The centenary has stirred controversy in Turkey, with President Tayyip Erdogan rebuffing statements from Pope Francis and the European Parliament this week that the World War One killings of up to 1.5 million Armenians amounted to genocide.
Mahcupyan, whose appointment last October drew praise as a sign of Turkey’s commitment to minority rights, told Reuters his departure had nothing to do with the row. He said he retired in March after turning 65, the mandatory retirement age for civil servants, and still advises Davutoglu informally.
But the announcement of his departure, which was confirmed by the prime minister’s office on Thursday, came as he faced criticism by some in the government for reiterating his long-held view that the 1915 killings amounted to genocide. It was not clear why the announcement took more than a month.
“Mr. Mahcupyan is no longer the chief adviser of our prime minister. His duties have ceased due to his retirement,” a source in Davutoglu’s office told Reuters.
“He was a figure whom our prime minister has consulted with and valued prior to him becoming an adviser, and this relationship will continue. But he no longer holds the official title of chief adviser.”
Earlier on Thursday, Turkey’s EU affairs minister, Volkan Bozkir, said Mahcupyan’s view that a genocide took place 100 years ago was unsuitable for a prime minister’s adviser.
“I consider his statement a personal one, made as a Turkish citizen. Of course, this perspective does not become a Turkish citizen either. Perhaps he will have a chance to reconsider his assessment,” Bozkir said in an interview with CNN Turk.
Muslim Turkey agrees that Christian Armenians were killed in clashes with Ottoman forces that began on April 24, 1915, when large numbers of Armenians lived in the empire ruled by Istanbul, but denies that this amounted to genocide.

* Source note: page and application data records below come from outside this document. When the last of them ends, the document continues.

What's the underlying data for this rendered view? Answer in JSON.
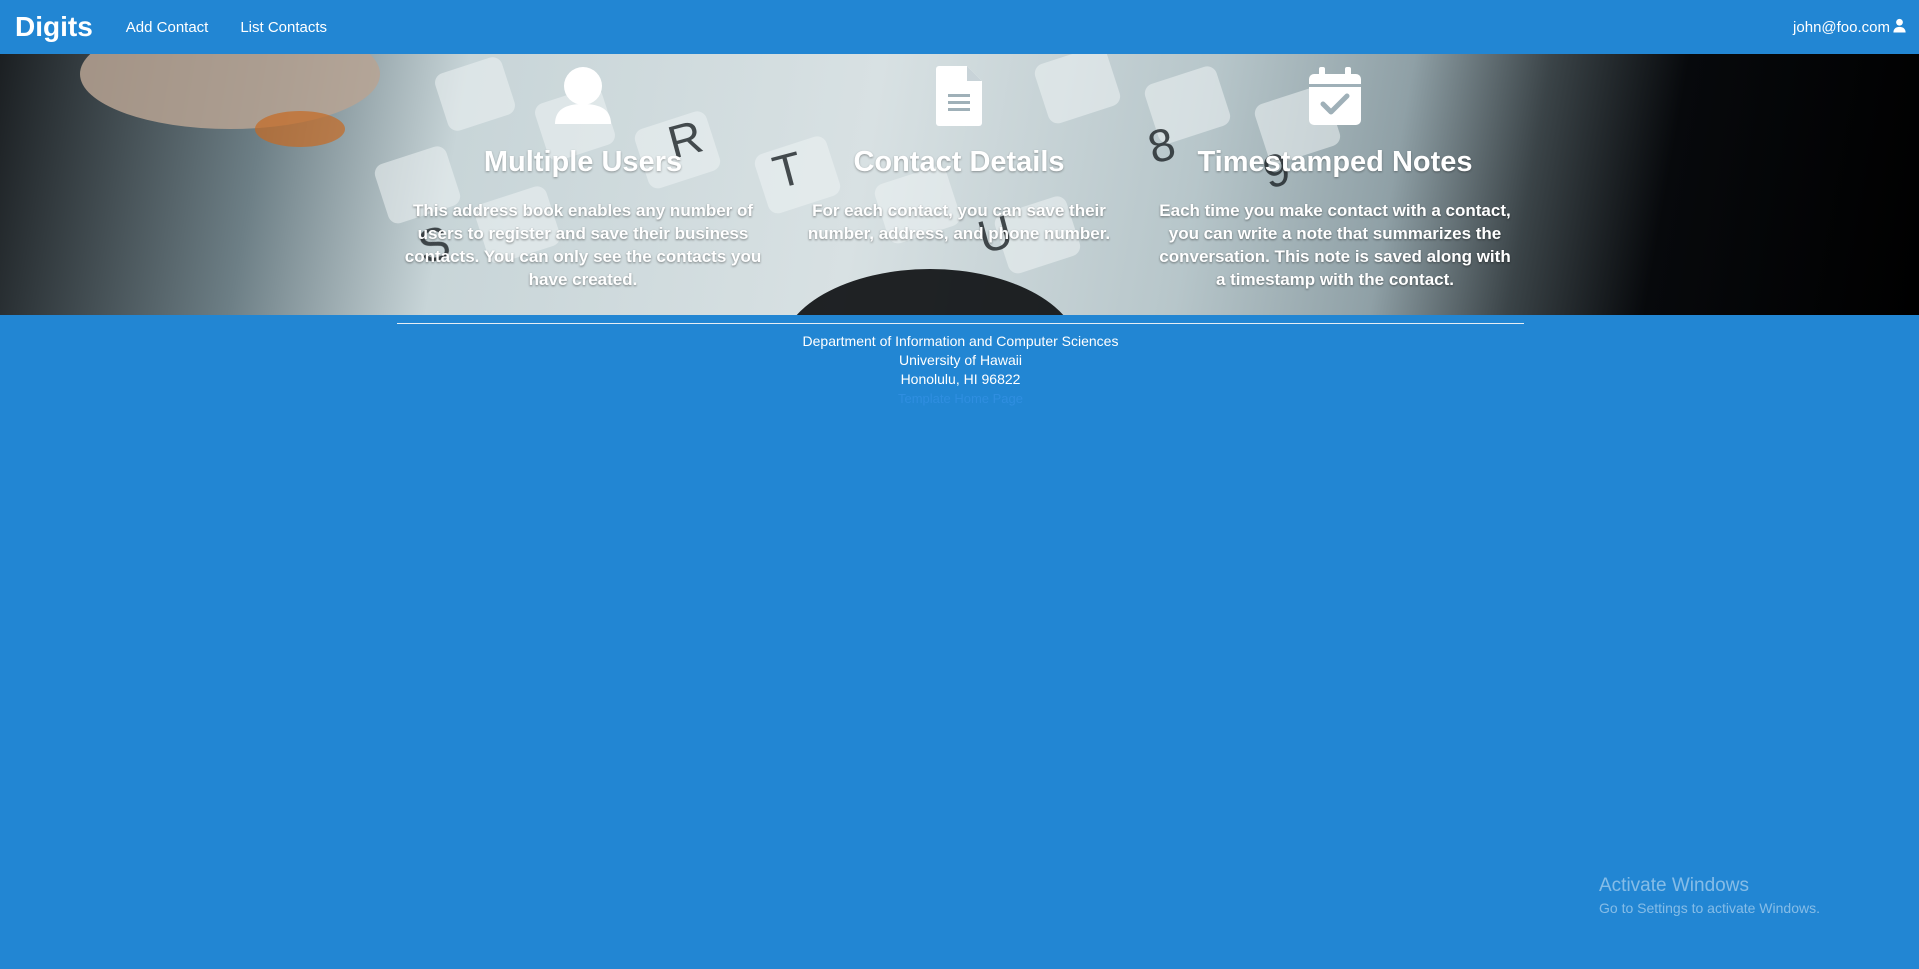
{
  "navbar": {
    "brand": "Digits",
    "links": [
      {
        "label": "Add Contact"
      },
      {
        "label": "List Contacts"
      }
    ],
    "user": "john@foo.com",
    "user_icon": "user-icon"
  },
  "features": [
    {
      "icon": "user-icon",
      "title": "Multiple Users",
      "text": "This address book enables any number of users to register and save their business contacts. You can only see the contacts you have created."
    },
    {
      "icon": "file-icon",
      "title": "Contact Details",
      "text": "For each contact, you can save their number, address, and phone number."
    },
    {
      "icon": "calendar-check-icon",
      "title": "Timestamped Notes",
      "text": "Each time you make contact with a contact, you can write a note that summarizes the conversation. This note is saved along with a timestamp with the contact."
    }
  ],
  "footer": {
    "line1": "Department of Information and Computer Sciences",
    "line2": "University of Hawaii",
    "line3": "Honolulu, HI 96822",
    "link": "Template Home Page"
  },
  "watermark": {
    "title": "Activate Windows",
    "subtitle": "Go to Settings to activate Windows."
  },
  "colors": {
    "background": "#2286d3",
    "text": "#ffffff"
  }
}
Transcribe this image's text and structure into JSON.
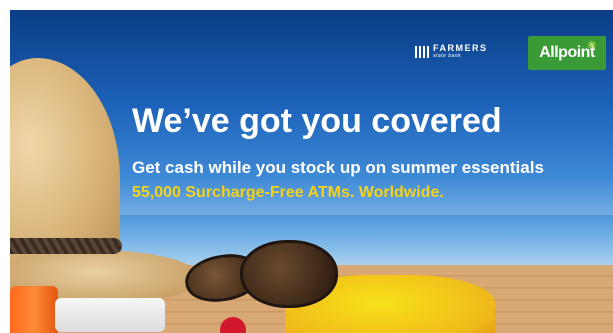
{
  "ad": {
    "bank_logo": {
      "icon": "stripes-logo-icon",
      "name": "FARMERS",
      "sub": "state bank"
    },
    "partner_logo": {
      "text": "Allpoint",
      "icon": "star-icon",
      "accent": "#3a9a36"
    },
    "headline": "We’ve got you covered",
    "subheadline": "Get cash while you stock up on summer essentials",
    "highlight": "55,000 Surcharge-Free ATMs. Worldwide.",
    "colors": {
      "sky": "#1d63ba",
      "highlight": "#f5d21a",
      "text": "#ffffff"
    }
  }
}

Armenia, most Western scholars and several foreign legislatures refer to the mass killings as genocide.
On Sunday, Pope Francis triggered a diplomatic row with Ankara by calling the killings “the first genocide of the 20th century”. His remarks prompted Turkey to summon the Vatican’s ambassador and to recall its own.
Reporting by Humeyra Pamuk and Ayla Jean Yackley; Editing by Nick Tattersall and Alison Williams